● **Problem to solve**
Give the number of lines below that contain "chevron", with no other output.

(Records from a data source)

════════════════

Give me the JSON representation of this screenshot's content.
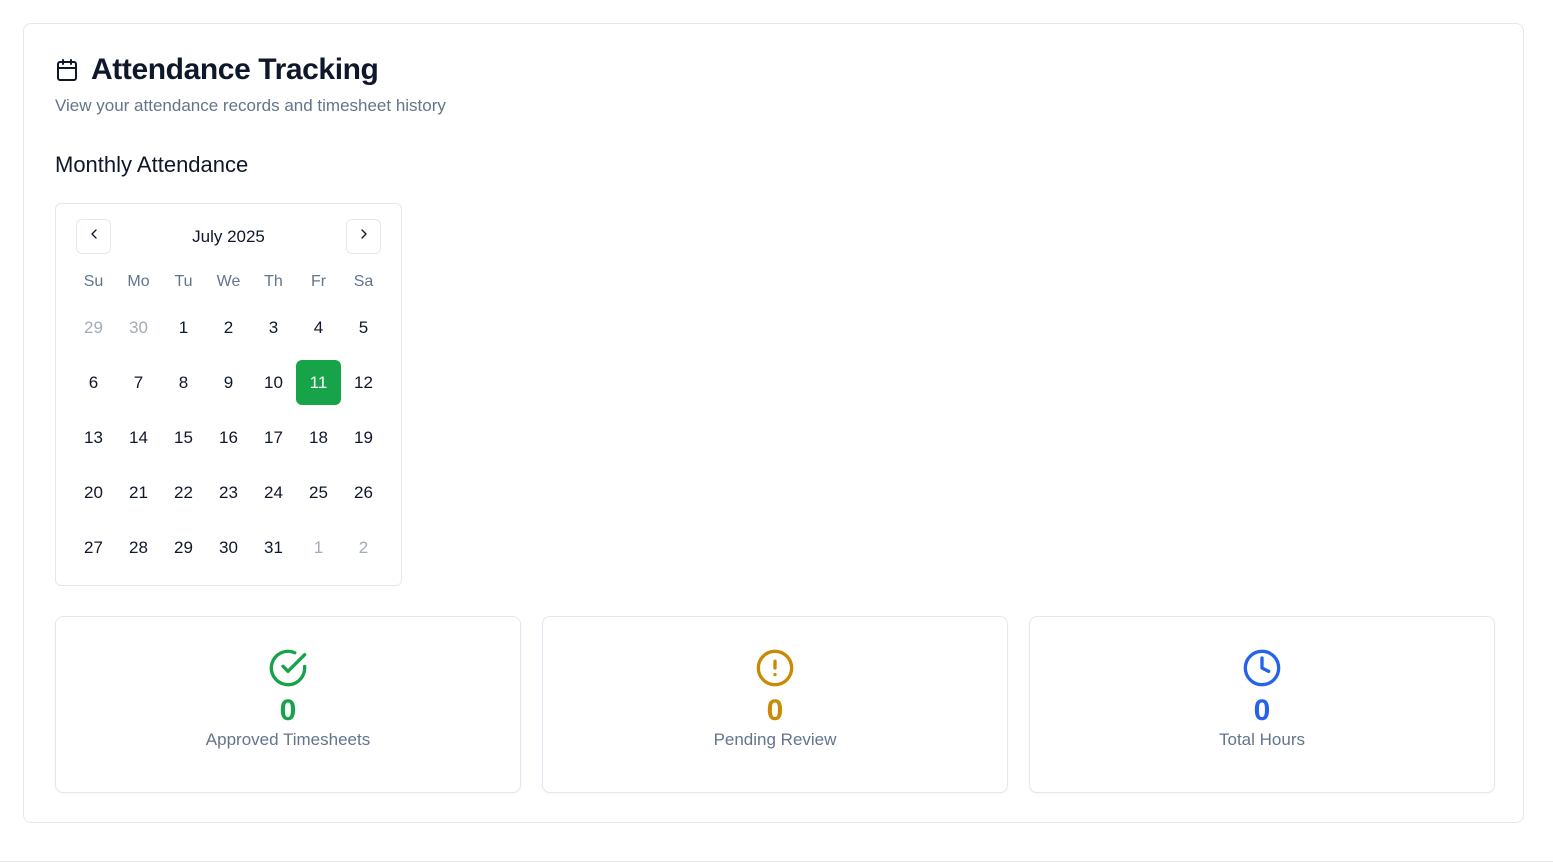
{
  "header": {
    "title": "Attendance Tracking",
    "subtitle": "View your attendance records and timesheet history",
    "icon": "calendar-icon"
  },
  "section": {
    "title": "Monthly Attendance"
  },
  "calendar": {
    "month_label": "July 2025",
    "prev_icon": "chevron-left-icon",
    "next_icon": "chevron-right-icon",
    "weekdays": [
      "Su",
      "Mo",
      "Tu",
      "We",
      "Th",
      "Fr",
      "Sa"
    ],
    "selected_day": "11",
    "weeks": [
      [
        {
          "d": "29",
          "out": true
        },
        {
          "d": "30",
          "out": true
        },
        {
          "d": "1"
        },
        {
          "d": "2"
        },
        {
          "d": "3"
        },
        {
          "d": "4"
        },
        {
          "d": "5"
        }
      ],
      [
        {
          "d": "6"
        },
        {
          "d": "7"
        },
        {
          "d": "8"
        },
        {
          "d": "9"
        },
        {
          "d": "10"
        },
        {
          "d": "11",
          "selected": true
        },
        {
          "d": "12"
        }
      ],
      [
        {
          "d": "13"
        },
        {
          "d": "14"
        },
        {
          "d": "15"
        },
        {
          "d": "16"
        },
        {
          "d": "17"
        },
        {
          "d": "18"
        },
        {
          "d": "19"
        }
      ],
      [
        {
          "d": "20"
        },
        {
          "d": "21"
        },
        {
          "d": "22"
        },
        {
          "d": "23"
        },
        {
          "d": "24"
        },
        {
          "d": "25"
        },
        {
          "d": "26"
        }
      ],
      [
        {
          "d": "27"
        },
        {
          "d": "28"
        },
        {
          "d": "29"
        },
        {
          "d": "30"
        },
        {
          "d": "31"
        },
        {
          "d": "1",
          "out": true
        },
        {
          "d": "2",
          "out": true
        }
      ]
    ],
    "selected_color": "#16a34a"
  },
  "stats": [
    {
      "value": "0",
      "label": "Approved Timesheets",
      "icon": "check-circle-icon",
      "color": "#16a34a"
    },
    {
      "value": "0",
      "label": "Pending Review",
      "icon": "alert-circle-icon",
      "color": "#ca8a04"
    },
    {
      "value": "0",
      "label": "Total Hours",
      "icon": "clock-icon",
      "color": "#2563eb"
    }
  ]
}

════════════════

● **Output**
2